| Your assignment |
The records below need to be set down again exactly; their images stay out.

Website and app data records:
* * * *

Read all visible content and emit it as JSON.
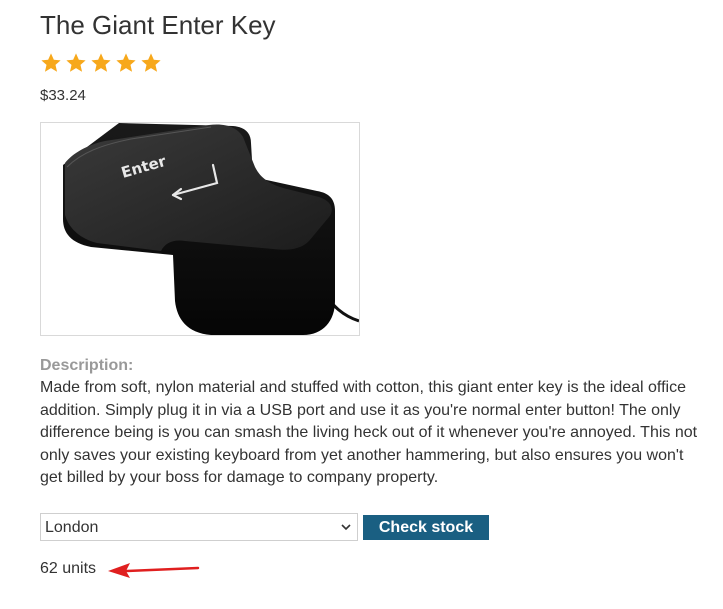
{
  "product": {
    "title": "The Giant Enter Key",
    "rating": 5,
    "rating_max": 5,
    "price": "$33.24",
    "image": {
      "key_label": "Enter",
      "icon": "enter-key-product-icon"
    },
    "description_label": "Description:",
    "description": "Made from soft, nylon material and stuffed with cotton, this giant enter key is the ideal office addition. Simply plug it in via a USB port and use it as you're normal enter button! The only difference being is you can smash the living heck out of it whenever you're annoyed. This not only saves your existing keyboard from yet another hammering, but also ensures you won't get billed by your boss for damage to company property."
  },
  "stock_check": {
    "selected_store": "London",
    "button_label": "Check stock",
    "result": "62 units"
  },
  "colors": {
    "star": "#f7a81b",
    "button": "#1a5f82",
    "arrow": "#e01f1f",
    "label_gray": "#999999"
  }
}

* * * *

| Your response |
Read all visible content and emit it as JSON.
{
  "product": {
    "title": "The Giant Enter Key",
    "rating": 5,
    "rating_max": 5,
    "price": "$33.24",
    "image": {
      "key_label": "Enter",
      "icon": "enter-key-product-icon"
    },
    "description_label": "Description:",
    "description": "Made from soft, nylon material and stuffed with cotton, this giant enter key is the ideal office addition. Simply plug it in via a USB port and use it as you're normal enter button! The only difference being is you can smash the living heck out of it whenever you're annoyed. This not only saves your existing keyboard from yet another hammering, but also ensures you won't get billed by your boss for damage to company property."
  },
  "stock_check": {
    "selected_store": "London",
    "button_label": "Check stock",
    "result": "62 units"
  },
  "colors": {
    "star": "#f7a81b",
    "button": "#1a5f82",
    "arrow": "#e01f1f",
    "label_gray": "#999999"
  }
}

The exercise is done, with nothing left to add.